David M. Patt, CAE said...

Tony, why do you think so few associations are using the web for membership recruitment?

Karen Zapp, PE said...

I have a thought regarding Ellen's question: How can a trade association target potential members using social media?

First let me say that I’m rather new to using the tools myself. Nonetheless I’ve been doing extensive study and observation so I hope my comments are fruitful to you.

Let’s take Twitter, as an example. And let’s say your association is in the aviation industry.

In your tweets you pass on news articles, flying tips, and other helpful pieces of information. You add a #TAG to keywords like this: #aviation or #avionics and so forth. These tags make it easier for people interested in these topics to find you. You’ll start to pick up followers and this is one way to target your market.

Now I’ll add that you can certainly intersperse promotional tweets about your association but I personally believe the vast majority of your tweets need to be pure content. For example: You can toss in a promo about one of your professional development courses – say an upcoming webinar.

Another thing you can do is use WeFollow (; a user powered Twitter directory. This rather new “tool” is meant to make it easier for people to follow you. You can choose up to 3 tags to identify you and you’ll be listed under these 3 tags. Again, you choose your 3 tags and then send a tweet to WeFollow like this: @wefollow #aviation #flying #association

Hope that helps, Ellen!

Scott Oser said...
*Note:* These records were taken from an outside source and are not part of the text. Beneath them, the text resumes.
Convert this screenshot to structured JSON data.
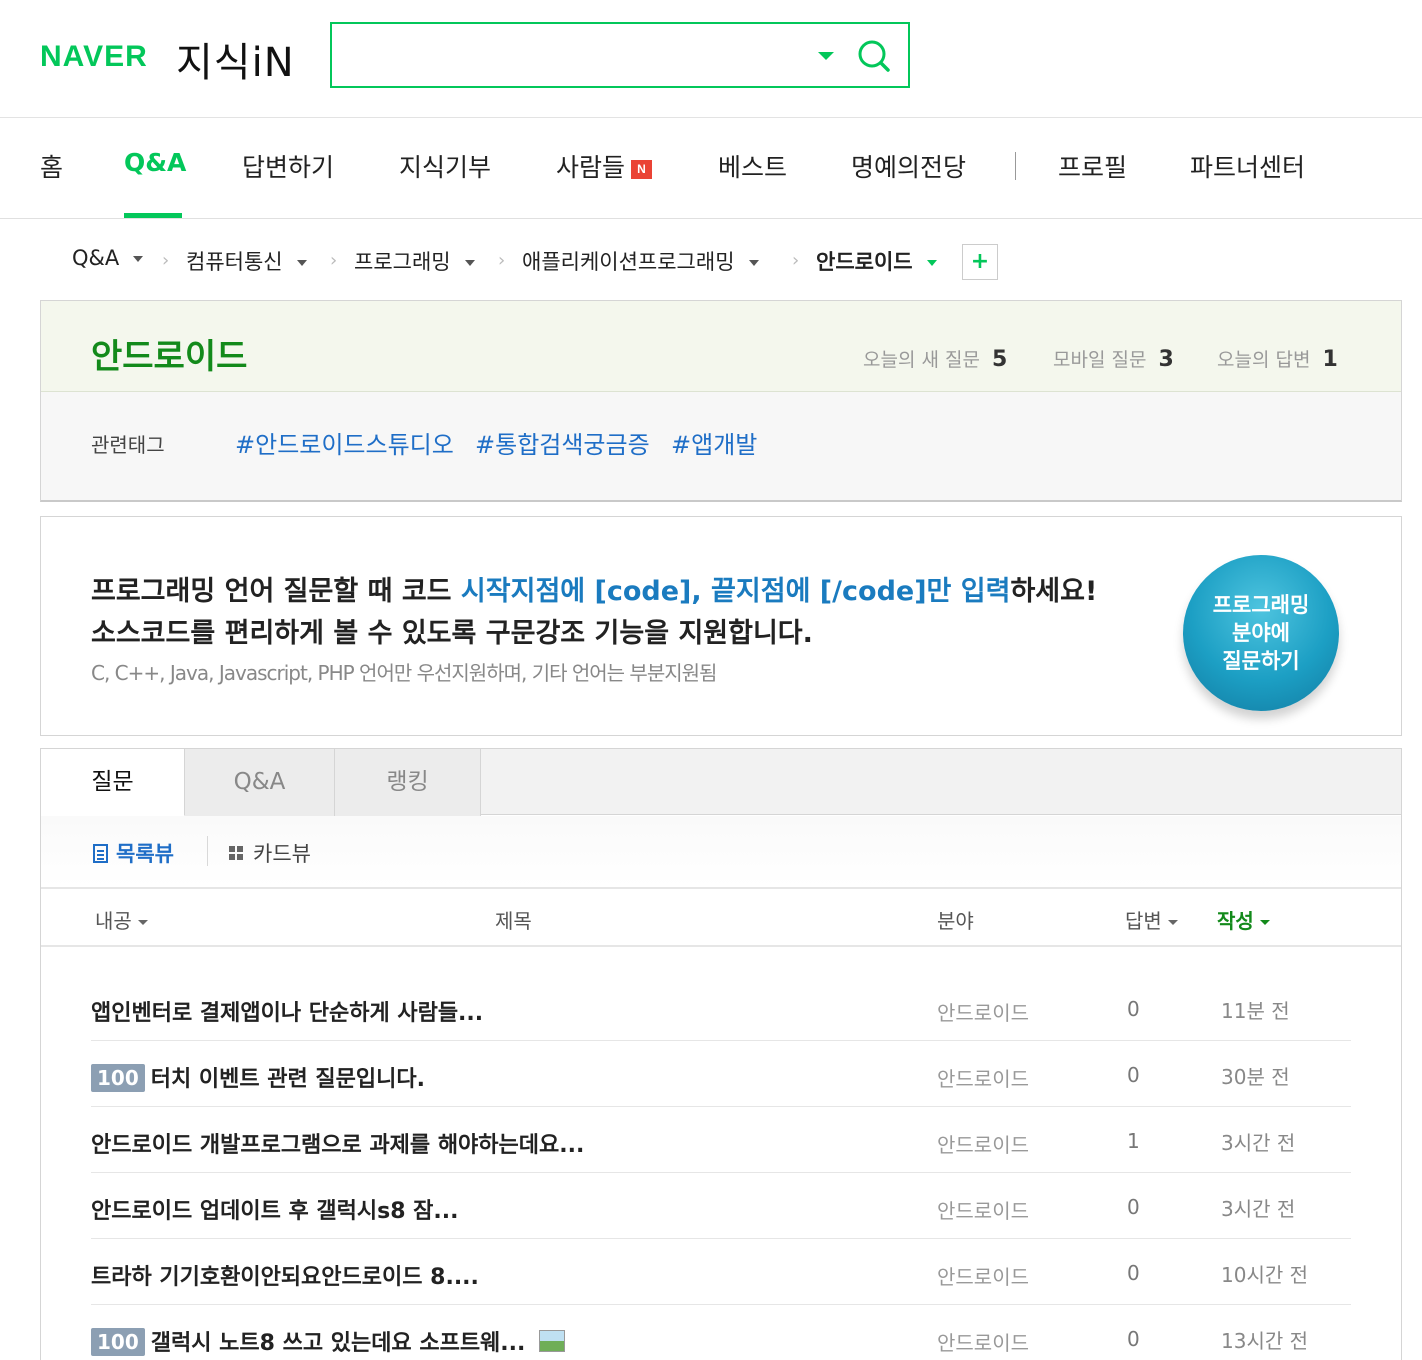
{
  "header": {
    "logo_naver": "NAVER",
    "logo_service": "지식iN",
    "search_value": "",
    "search_placeholder": ""
  },
  "gnb": {
    "items": [
      "홈",
      "Q&A",
      "답변하기",
      "지식기부",
      "사람들",
      "베스트",
      "명예의전당",
      "프로필",
      "파트너센터"
    ],
    "active": "Q&A",
    "new_badge": "N"
  },
  "breadcrumb": [
    "Q&A",
    "컴퓨터통신",
    "프로그래밍",
    "애플리케이션프로그래밍",
    "안드로이드"
  ],
  "breadcrumb_add": "+",
  "category": {
    "title": "안드로이드",
    "stats": [
      {
        "label": "오늘의 새 질문",
        "value": "5"
      },
      {
        "label": "모바일 질문",
        "value": "3"
      },
      {
        "label": "오늘의 답변",
        "value": "1"
      }
    ],
    "tag_label": "관련태그",
    "tags": [
      "#안드로이드스튜디오",
      "#통합검색궁금증",
      "#앱개발"
    ]
  },
  "banner": {
    "line1_a": "프로그래밍 언어 질문할 때 코드 ",
    "line1_hl": "시작지점에 [code], 끝지점에 [/code]만 입력",
    "line1_b": "하세요!",
    "line2": "소스코드를 편리하게 볼 수 있도록 구문강조 기능을 지원합니다.",
    "line3": "C, C++, Java, Javascript, PHP 언어만 우선지원하며, 기타 언어는 부분지원됨",
    "button": "프로그래밍\n분야에\n질문하기"
  },
  "tabs": [
    "질문",
    "Q&A",
    "랭킹"
  ],
  "views": {
    "list": "목록뷰",
    "card": "카드뷰"
  },
  "table": {
    "headers": {
      "bounty": "내공",
      "title": "제목",
      "field": "분야",
      "answers": "답변",
      "date": "작성"
    },
    "rows": [
      {
        "bounty": "",
        "title": "앱인벤터로 결제앱이나 단순하게 사람들...",
        "field": "안드로이드",
        "answers": "0",
        "time": "11분 전",
        "has_image": false
      },
      {
        "bounty": "100",
        "title": "터치 이벤트 관련 질문입니다.",
        "field": "안드로이드",
        "answers": "0",
        "time": "30분 전",
        "has_image": false
      },
      {
        "bounty": "",
        "title": "안드로이드 개발프로그램으로 과제를 해야하는데요...",
        "field": "안드로이드",
        "answers": "1",
        "time": "3시간 전",
        "has_image": false
      },
      {
        "bounty": "",
        "title": "안드로이드 업데이트 후 갤럭시s8 잠...",
        "field": "안드로이드",
        "answers": "0",
        "time": "3시간 전",
        "has_image": false
      },
      {
        "bounty": "",
        "title": "트라하 기기호환이안되요안드로이드 8....",
        "field": "안드로이드",
        "answers": "0",
        "time": "10시간 전",
        "has_image": false
      },
      {
        "bounty": "100",
        "title": "갤럭시 노트8 쓰고 있는데요 소프트웨...",
        "field": "안드로이드",
        "answers": "0",
        "time": "13시간 전",
        "has_image": true
      }
    ]
  },
  "colors": {
    "brand": "#03c75a",
    "link": "#1f6ec7",
    "category_title": "#138a1b",
    "bounty_badge": "#8c9fb3",
    "banner_circle": "#1c9fc4"
  }
}
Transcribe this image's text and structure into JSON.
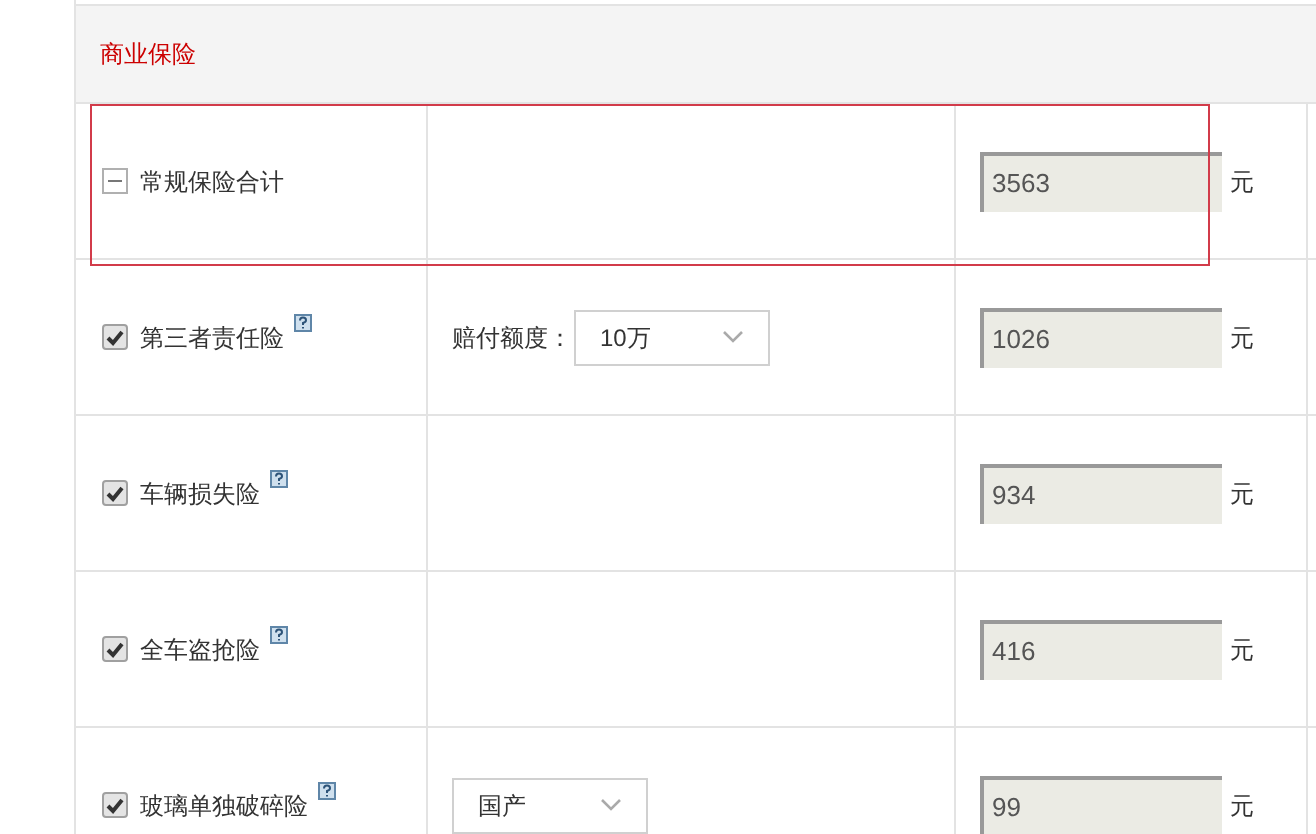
{
  "section": {
    "title": "商业保险"
  },
  "rows": [
    {
      "kind": "total",
      "expanded": true,
      "highlighted": true,
      "name": "常规保险合计",
      "amount": "3563",
      "unit": "元"
    },
    {
      "kind": "item",
      "checked": true,
      "highlighted": false,
      "name": "第三者责任险",
      "option": {
        "label": "赔付额度：",
        "value": "10万"
      },
      "amount": "1026",
      "unit": "元"
    },
    {
      "kind": "item",
      "checked": true,
      "highlighted": false,
      "name": "车辆损失险",
      "amount": "934",
      "unit": "元"
    },
    {
      "kind": "item",
      "checked": true,
      "highlighted": false,
      "name": "全车盗抢险",
      "amount": "416",
      "unit": "元"
    },
    {
      "kind": "item",
      "checked": true,
      "highlighted": false,
      "name": "玻璃单独破碎险",
      "option": {
        "value": "国产"
      },
      "amount": "99",
      "unit": "元"
    }
  ]
}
To answer Karen's follow up to Ellen's question I just saw a great use of Twitter that I think more associations should consider using. MPI (Meeting Planners International) sent out a tweet that used the hashtag #MPI and offered $75 off membership for new members. I do not follow MPI as I am not a meeting planner but what I would hope they are doing is using these promotional tweets periodically and mix them in with the educational and informational tweets Tony mentioned.

I think that most associations have tended to shy away from promotions on social media vehicles because many of us are taught that it is "not the spirit of social media." I agree with the fact that authenticity is critical and providing good info is the way to prove you are authentic. That said I see no reason why an association should not have a plan and a schedule for promoting time sensitive membership, event, product and service offers through Facebook, LinkedIn, Twitter, Plaxo, MySpace, YouTube or whatever else they can think of.

Tony Rossell said...

Ellen -- Just back from vacation and in my cabin I had no internet and no cell phone coverage.

I just started today to dig more deeply into our research data. As a general statement, it appears that the more channels one uses, the more successful they are in membership acquisition.

However, in general social media would not be the first place that I would start in membership marketing. As I noted in my post, groups that rely on social media for membership acquisition show a slightly lower likelihood for new member growth than those who do not use it. More to come on this topic. Tony

Tony Rossell said...

Karen and Scott -- Excellent examples. I think some of these issues come down to the question of what are you trying to accomplish. Are you trying to sell something or simply send out good vibes? I am typically an advocate of selling something. As you will see in some of the open ended comments that I will share from our reseach in my next post one common threads of growing associations is a clear focus on selling. Tony